‘Somewhere Towards the End’

Michael Dirda in The Washington Post:

Book Thirty years ago the literary critic and editor Malcolm Cowley brought out a memoir called The View from 80. It was, as you might guess, a slender volume about old age, much of it emphasizing the “grow old along with me!/The best is yet to be” approach to the advancing years. I had to assign the book for review and, after some thought, called up the distinguished and elderly scholar Douglas Bush, long a fixture of the English department at Harvard. I had every reason to expect Professor Bush to confirm an image of old age as a time of retirement and happy retrospection, of favorite volumes reread before the fireplace, of glasses of brandy shared with friends while reminiscing over the good times, a period, in other words, of serene pleasures and quiet satisfactions.
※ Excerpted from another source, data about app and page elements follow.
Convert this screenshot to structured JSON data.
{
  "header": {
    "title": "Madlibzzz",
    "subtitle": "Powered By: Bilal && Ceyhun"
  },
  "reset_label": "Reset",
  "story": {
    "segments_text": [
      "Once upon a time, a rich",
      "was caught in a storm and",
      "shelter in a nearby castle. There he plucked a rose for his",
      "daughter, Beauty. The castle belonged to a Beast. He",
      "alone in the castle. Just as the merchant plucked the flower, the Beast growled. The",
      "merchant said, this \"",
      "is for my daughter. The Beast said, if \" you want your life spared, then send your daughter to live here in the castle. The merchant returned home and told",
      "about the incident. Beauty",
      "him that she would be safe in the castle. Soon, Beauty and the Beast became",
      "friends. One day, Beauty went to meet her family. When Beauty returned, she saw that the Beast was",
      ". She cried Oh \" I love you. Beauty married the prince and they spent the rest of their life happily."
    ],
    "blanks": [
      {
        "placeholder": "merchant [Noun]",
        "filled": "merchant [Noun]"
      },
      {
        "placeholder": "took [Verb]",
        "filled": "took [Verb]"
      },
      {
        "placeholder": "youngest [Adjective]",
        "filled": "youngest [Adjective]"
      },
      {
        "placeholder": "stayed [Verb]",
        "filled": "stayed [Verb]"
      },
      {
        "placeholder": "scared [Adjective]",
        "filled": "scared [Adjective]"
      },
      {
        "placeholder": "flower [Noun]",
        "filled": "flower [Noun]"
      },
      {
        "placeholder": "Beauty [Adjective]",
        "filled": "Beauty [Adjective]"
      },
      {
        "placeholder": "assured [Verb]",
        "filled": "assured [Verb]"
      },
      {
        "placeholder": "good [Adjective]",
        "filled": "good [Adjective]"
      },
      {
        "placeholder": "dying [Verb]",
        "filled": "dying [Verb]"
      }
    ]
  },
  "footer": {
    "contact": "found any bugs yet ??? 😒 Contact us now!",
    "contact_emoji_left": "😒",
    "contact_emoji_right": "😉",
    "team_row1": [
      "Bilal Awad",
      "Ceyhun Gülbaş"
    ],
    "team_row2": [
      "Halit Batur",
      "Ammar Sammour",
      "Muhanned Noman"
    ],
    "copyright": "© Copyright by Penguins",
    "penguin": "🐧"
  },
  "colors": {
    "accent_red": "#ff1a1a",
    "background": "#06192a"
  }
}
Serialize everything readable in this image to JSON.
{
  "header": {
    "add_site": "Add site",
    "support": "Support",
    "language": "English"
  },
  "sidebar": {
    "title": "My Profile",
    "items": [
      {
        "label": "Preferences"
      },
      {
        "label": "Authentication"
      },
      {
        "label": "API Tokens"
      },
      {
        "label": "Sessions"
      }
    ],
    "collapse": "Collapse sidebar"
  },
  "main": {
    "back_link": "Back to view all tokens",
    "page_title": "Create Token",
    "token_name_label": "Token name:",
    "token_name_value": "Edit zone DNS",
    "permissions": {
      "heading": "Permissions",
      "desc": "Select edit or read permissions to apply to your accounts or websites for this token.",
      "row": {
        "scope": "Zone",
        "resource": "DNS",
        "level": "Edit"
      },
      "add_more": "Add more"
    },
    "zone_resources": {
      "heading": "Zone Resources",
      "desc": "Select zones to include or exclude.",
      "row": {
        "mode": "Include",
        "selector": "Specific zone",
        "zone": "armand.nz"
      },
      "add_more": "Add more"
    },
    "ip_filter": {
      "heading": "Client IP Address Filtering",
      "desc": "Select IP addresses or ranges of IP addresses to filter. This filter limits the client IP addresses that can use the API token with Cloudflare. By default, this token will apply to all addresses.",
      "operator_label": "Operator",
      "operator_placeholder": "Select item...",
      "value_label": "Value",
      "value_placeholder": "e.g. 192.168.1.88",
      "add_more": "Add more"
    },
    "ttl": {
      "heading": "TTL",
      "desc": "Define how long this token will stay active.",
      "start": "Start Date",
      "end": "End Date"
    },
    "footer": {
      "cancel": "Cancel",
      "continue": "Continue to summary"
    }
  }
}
Bush's piece was an angry cry of rage at these familiar clichés. Old age was cruel and bitter, a time of ashes, not warming fires. He wrote that he could hardly read anymore, and when he could, even favorite books seemed stale and unprofitable. His doctors had cut out drink; his diet was restricted; his body gave him nothing but trouble and misery. A once formidable memory was going, and with it the accumulated knowledge and wisdom of a lifetime of scholarship. Those rosy images of a cultivated and leisurely Otium were all mirages. The so-called sunset years were at best tedious and at worst an ordeal.

Somewhere Towards the End, Diana Athill's account of growing old, lacks Bush's passion but does underscore that, on the whole, the later years are a time of making do with less of everything except aches and pain. Only writing — a talent that the now 91-year-old Athill discovered relatively late in life — affords some modest pleasure to this former editor for the English publisher André Deutsch. To readers Athill delivers far more than modest pleasure: Her easy-going prose and startling honesty are riveting, for whither she has gone many of us will go as well.

More here.